A domino is a small rectangular wood or plastic block, each half being blank or marked by dots resembling those on dice. It is used in a game played by placing one tile edge to edge against another in such a way that the numbers on the adjacent faces match (or “match up”). The game can be as simple or complex as desired, and it is often played with the goal of making a long chain of tiles whose ends show a certain number. A player may not play a tile that will result in both the end and the middle of the chain showing the same number, as this would defeat the purpose of the game.
Dominos are also a popular tool in classrooms to teach students addition and subtraction. When a student draws the dots on a domino, the teacher can call out a number and students will try to add or subtract as many of those numbers as possible. The teacher then writes the total on the board. This activity is usually done with a double-six set of dominoes, although it can be done with a double-twelve or even a double-nine set.
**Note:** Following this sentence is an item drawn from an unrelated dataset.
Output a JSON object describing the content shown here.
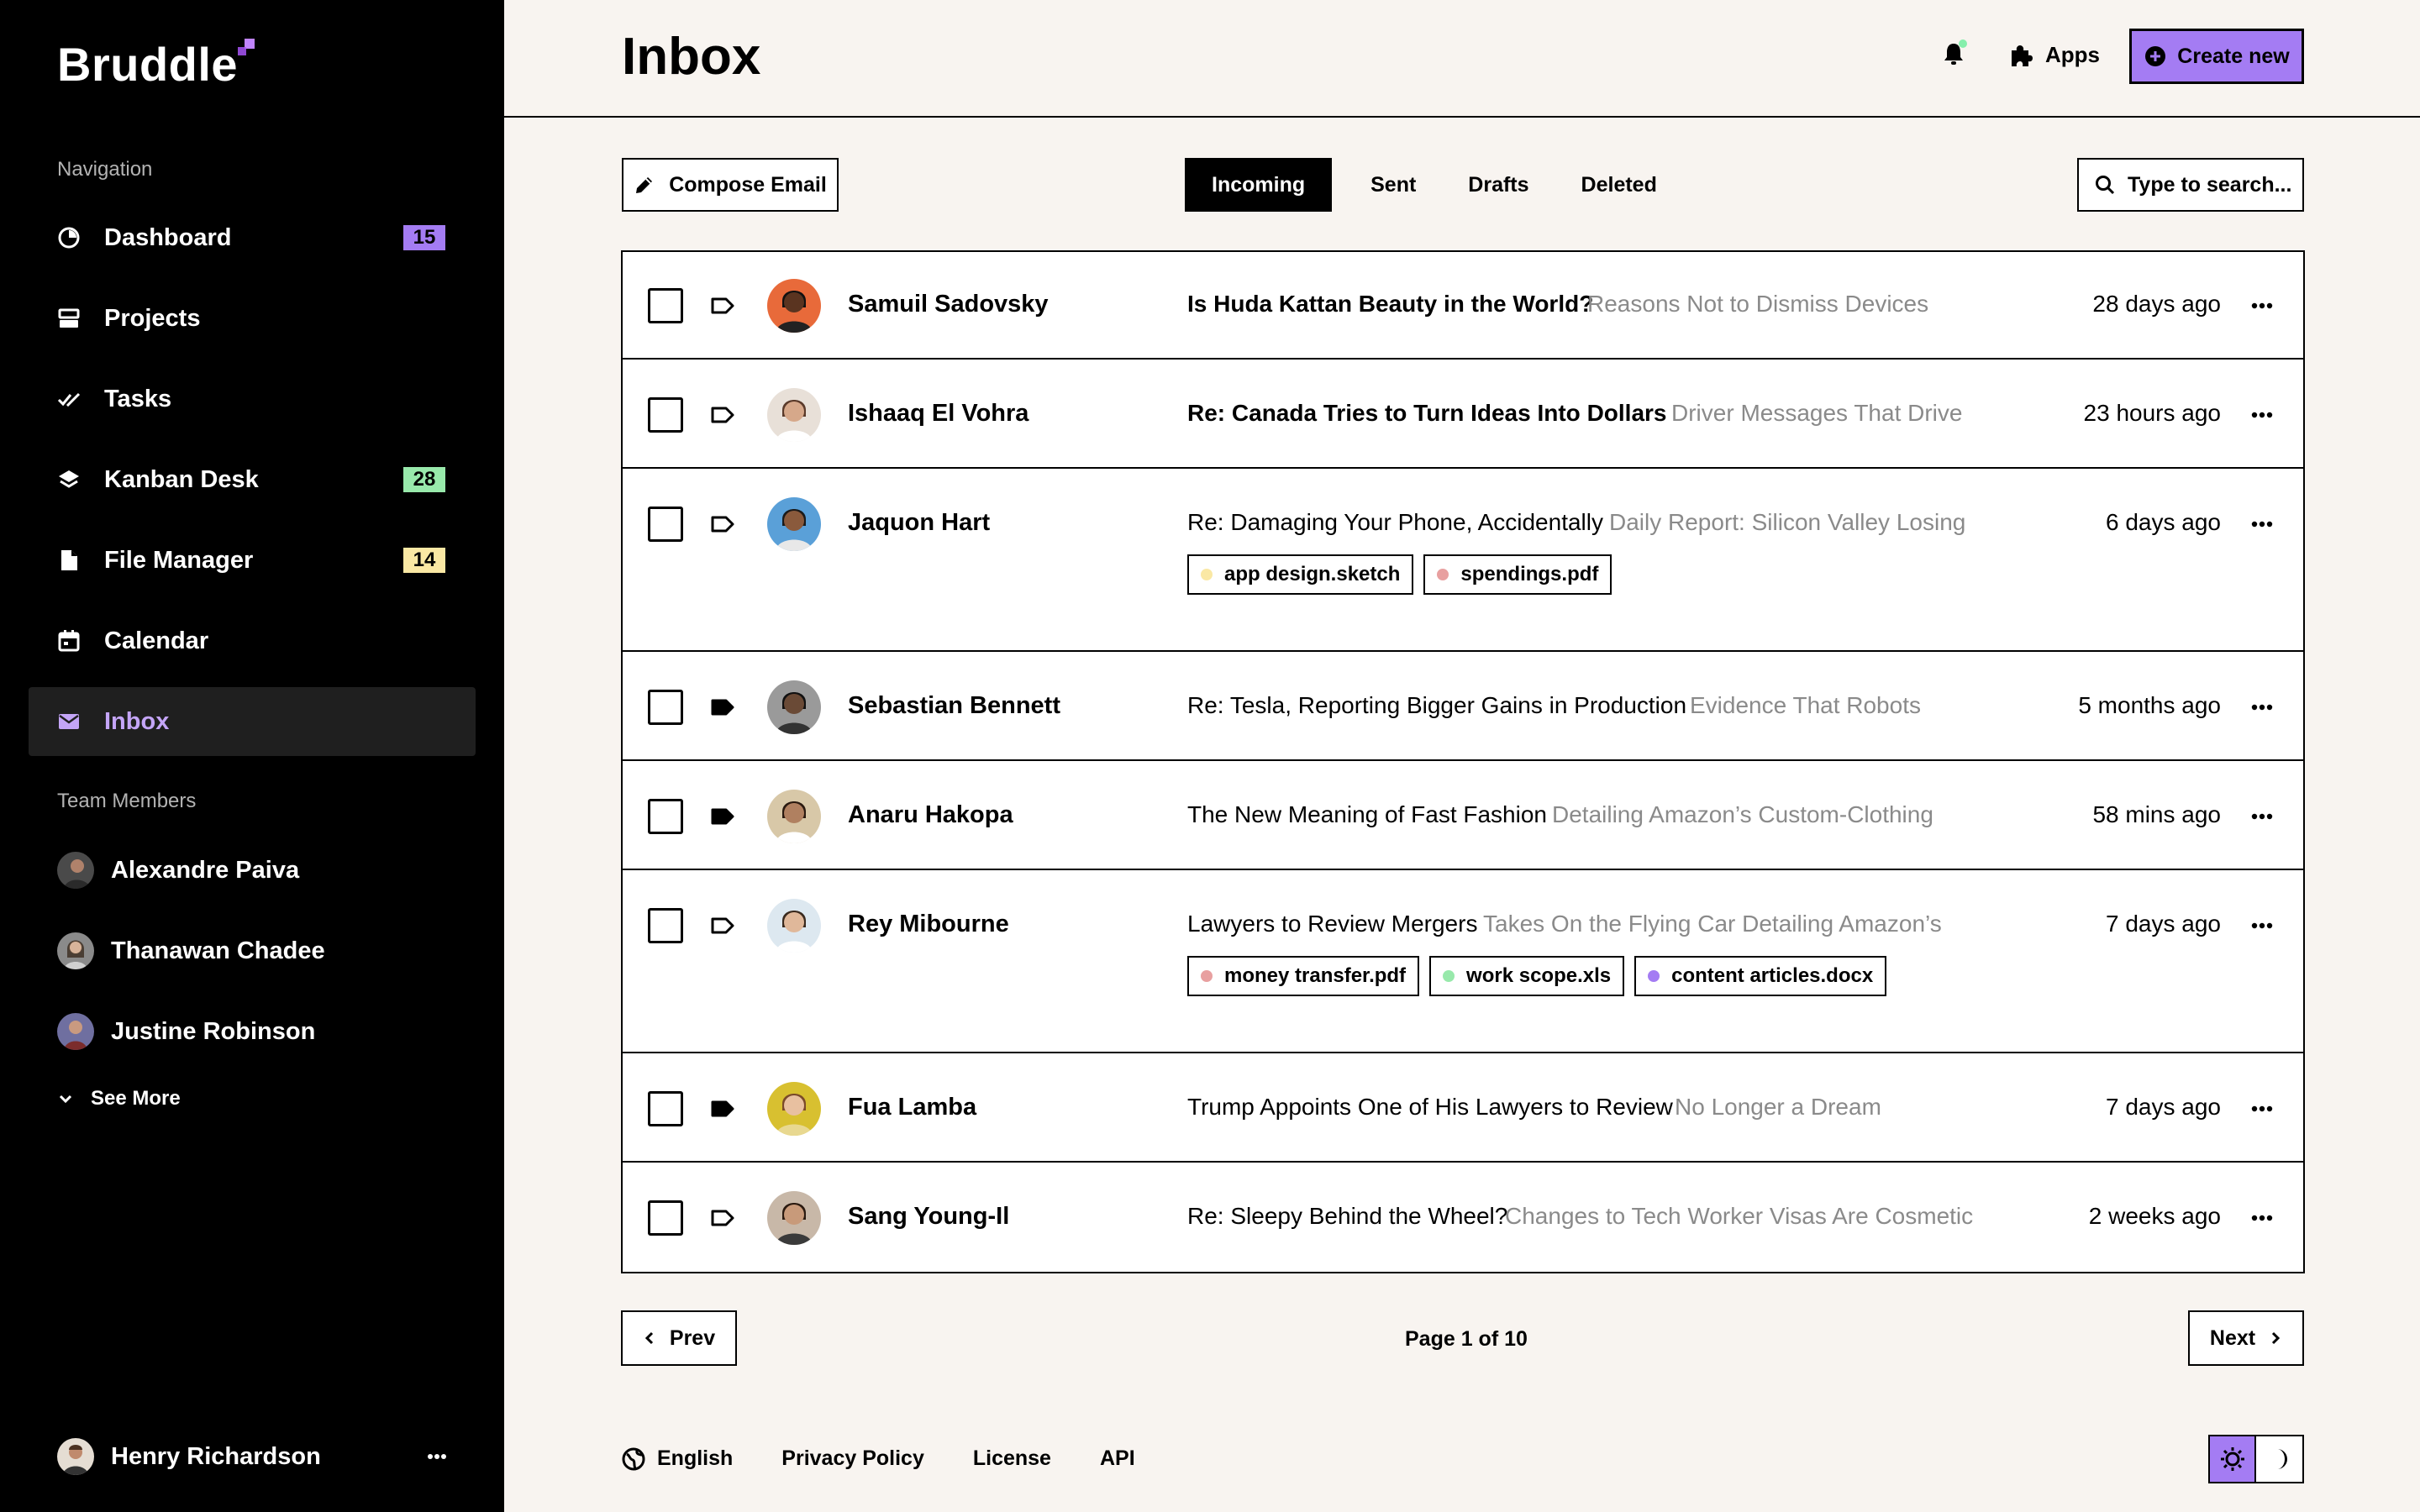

The word domino has been around in English for almost 400 years, and it has been a part of the vocabulary in several languages. The word is derived from the Latin domino, meaning “heavy” or “large.” In the early 18th century, it was used in several ways, including as a term of praise, but the most common use of the word is for the game itself. Dominos are now a part of most school playgrounds.
Hevesh is an expert in creating awe-inducing domino arrangements, and she’s worked on projects involving up to 300,000 dominoes. When she creates a new display, Hevesh spends months testing out each piece to make sure it will work properly. Her largest domino installations take several nail-biting minutes to fall, as they tumble according to the laws of physics.
While some people enjoy playing the games that can be created with dominoes, many are drawn to them for their artistic possibilities. Artists use the pieces to create straight lines, curved lines, grids that form pictures when they fall, stacked walls and even 3D structures like towers and pyramids. In recent years, the popularity of domino art has increased and many people have found it a rewarding hobby to pursue.
Dominos have also been used in art, including architecture and design. Some artists have used them to create geometric shapes, while others have made paintings and murals that are inspired by their shape or color. The domino motif has also been used to make political statements, as with a mural depicting the collapse of a building in the aftermath of the terrorist attacks in September 2001.